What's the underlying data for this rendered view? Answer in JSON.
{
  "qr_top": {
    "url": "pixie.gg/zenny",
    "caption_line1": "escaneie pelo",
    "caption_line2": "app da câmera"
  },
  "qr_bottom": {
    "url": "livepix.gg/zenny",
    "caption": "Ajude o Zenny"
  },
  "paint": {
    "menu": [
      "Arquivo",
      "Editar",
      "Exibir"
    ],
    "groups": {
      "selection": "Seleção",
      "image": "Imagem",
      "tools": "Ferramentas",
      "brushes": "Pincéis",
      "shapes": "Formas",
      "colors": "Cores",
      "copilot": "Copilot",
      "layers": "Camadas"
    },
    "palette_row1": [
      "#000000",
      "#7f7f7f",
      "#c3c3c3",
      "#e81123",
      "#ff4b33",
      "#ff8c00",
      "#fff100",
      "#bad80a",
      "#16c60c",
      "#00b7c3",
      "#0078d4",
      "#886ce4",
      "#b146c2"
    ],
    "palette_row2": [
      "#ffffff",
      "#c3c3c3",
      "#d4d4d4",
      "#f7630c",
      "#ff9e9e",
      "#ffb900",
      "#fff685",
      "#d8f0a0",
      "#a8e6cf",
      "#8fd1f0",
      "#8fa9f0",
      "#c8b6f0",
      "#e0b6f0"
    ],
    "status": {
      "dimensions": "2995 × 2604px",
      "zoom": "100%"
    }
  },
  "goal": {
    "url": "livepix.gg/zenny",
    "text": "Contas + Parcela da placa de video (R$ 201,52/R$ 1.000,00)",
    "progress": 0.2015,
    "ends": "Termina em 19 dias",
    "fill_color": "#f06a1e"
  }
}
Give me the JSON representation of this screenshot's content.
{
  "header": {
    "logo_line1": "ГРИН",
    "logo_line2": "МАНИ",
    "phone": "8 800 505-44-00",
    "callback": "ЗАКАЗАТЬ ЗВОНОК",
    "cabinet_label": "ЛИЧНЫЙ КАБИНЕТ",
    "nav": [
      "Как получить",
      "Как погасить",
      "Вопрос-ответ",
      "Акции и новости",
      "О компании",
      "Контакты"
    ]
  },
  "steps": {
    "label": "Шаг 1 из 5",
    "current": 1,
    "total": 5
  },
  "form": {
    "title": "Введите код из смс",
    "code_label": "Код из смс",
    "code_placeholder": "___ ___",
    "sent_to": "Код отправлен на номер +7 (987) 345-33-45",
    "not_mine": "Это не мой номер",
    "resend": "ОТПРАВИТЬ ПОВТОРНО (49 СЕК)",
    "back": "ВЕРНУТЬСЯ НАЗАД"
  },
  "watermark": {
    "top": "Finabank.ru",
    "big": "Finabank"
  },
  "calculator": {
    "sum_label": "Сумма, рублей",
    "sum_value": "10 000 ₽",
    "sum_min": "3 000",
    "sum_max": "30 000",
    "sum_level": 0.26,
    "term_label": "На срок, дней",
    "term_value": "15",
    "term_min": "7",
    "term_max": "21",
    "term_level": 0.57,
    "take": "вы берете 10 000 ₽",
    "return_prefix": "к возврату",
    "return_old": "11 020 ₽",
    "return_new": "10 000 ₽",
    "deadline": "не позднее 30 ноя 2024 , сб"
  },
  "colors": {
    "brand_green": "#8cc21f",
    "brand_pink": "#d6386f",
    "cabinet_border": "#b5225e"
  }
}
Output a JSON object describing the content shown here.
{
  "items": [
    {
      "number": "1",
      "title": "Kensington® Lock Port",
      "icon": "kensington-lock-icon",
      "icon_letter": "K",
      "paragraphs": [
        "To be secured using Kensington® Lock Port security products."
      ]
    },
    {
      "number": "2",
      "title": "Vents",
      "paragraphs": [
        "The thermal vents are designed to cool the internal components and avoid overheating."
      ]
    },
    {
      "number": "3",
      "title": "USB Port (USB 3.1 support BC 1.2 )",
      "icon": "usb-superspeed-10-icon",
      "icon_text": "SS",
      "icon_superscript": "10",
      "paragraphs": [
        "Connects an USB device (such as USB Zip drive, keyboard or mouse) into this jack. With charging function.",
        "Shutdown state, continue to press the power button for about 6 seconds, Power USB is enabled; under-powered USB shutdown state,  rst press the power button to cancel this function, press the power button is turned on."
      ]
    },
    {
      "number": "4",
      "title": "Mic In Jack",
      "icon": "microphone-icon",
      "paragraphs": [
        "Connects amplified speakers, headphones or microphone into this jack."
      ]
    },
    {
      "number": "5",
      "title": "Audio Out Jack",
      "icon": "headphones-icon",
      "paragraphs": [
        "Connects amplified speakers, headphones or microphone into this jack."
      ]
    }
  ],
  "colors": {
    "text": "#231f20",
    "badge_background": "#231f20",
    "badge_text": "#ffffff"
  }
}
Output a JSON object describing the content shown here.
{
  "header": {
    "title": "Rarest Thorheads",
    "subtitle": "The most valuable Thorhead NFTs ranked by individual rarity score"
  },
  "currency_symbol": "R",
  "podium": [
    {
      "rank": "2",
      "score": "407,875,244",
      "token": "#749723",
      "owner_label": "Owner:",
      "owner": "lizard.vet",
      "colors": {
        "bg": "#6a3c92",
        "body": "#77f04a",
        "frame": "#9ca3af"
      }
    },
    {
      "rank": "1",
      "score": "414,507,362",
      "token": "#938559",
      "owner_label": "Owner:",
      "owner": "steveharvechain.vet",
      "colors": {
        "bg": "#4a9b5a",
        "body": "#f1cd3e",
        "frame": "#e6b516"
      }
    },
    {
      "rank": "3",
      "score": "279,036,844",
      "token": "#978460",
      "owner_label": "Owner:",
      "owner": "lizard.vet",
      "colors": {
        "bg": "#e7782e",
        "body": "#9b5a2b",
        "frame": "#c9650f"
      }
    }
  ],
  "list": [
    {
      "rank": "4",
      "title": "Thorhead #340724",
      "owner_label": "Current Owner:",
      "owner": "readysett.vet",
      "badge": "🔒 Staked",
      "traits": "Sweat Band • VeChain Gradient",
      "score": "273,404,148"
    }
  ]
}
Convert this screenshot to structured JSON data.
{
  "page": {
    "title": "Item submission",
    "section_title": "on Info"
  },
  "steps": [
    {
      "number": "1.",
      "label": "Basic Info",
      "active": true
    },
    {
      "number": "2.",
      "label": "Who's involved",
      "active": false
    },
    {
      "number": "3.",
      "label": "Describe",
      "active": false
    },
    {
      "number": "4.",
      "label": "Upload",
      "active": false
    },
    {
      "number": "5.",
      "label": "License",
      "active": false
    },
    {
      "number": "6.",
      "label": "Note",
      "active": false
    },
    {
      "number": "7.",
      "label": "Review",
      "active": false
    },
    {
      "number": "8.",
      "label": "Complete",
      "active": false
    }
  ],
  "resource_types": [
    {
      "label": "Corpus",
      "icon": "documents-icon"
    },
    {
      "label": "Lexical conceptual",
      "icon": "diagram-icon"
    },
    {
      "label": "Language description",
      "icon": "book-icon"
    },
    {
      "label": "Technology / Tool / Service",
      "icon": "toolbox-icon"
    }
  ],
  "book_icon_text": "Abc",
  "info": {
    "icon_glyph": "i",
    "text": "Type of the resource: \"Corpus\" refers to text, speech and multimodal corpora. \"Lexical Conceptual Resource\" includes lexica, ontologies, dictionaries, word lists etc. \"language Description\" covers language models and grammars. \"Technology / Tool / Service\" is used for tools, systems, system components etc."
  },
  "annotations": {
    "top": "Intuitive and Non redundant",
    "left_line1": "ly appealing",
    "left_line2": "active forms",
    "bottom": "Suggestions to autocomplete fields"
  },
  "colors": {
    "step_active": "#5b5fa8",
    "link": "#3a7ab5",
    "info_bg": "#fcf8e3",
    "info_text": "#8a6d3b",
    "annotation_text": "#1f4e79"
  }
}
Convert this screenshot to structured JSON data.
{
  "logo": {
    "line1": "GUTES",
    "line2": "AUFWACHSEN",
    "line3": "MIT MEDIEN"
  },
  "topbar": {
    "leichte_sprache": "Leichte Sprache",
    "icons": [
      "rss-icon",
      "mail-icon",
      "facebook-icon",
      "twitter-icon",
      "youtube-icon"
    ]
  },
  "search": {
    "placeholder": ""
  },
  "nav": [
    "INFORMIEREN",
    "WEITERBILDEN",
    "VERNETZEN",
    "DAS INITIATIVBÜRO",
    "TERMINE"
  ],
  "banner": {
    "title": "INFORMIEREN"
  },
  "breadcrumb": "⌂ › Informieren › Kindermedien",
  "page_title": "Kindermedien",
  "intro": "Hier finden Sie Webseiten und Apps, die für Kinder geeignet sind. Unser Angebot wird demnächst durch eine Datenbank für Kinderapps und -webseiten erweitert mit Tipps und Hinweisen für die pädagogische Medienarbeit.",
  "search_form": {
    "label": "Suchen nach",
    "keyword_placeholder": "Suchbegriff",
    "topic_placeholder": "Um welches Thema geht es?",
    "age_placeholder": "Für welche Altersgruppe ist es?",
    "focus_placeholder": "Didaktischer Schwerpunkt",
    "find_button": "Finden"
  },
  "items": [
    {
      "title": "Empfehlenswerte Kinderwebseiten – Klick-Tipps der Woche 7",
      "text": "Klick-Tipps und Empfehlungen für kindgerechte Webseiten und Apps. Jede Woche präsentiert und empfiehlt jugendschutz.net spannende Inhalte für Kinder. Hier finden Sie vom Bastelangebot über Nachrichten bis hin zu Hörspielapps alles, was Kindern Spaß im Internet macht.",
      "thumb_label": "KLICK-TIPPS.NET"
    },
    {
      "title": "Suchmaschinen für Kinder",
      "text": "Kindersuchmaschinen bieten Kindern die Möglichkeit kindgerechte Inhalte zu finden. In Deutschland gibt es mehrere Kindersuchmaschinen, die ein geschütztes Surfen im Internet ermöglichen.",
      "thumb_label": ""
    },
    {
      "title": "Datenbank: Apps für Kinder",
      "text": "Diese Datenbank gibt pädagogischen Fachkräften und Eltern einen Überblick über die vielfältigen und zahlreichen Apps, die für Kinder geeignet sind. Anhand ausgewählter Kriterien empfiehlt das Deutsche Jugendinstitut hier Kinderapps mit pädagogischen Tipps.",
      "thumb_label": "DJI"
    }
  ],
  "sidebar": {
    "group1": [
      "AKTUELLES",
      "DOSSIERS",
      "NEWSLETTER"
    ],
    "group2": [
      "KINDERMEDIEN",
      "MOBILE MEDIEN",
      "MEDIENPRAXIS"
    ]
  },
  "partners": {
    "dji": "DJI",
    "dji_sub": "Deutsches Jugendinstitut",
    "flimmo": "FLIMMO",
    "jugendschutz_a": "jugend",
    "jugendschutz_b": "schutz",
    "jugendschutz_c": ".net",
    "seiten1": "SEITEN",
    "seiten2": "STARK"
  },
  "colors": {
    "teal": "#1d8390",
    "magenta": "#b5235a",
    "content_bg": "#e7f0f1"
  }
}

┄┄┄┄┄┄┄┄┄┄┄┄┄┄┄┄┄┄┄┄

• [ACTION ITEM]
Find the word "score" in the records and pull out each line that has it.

• [SOLUTION BELOW]
    "subtitle": "The most valuable Thorhead NFTs ranked by individual rarity score"
      "score": "407,875,244",
      "score": "414,507,362",
      "score": "279,036,844",
      "score": "273,404,148"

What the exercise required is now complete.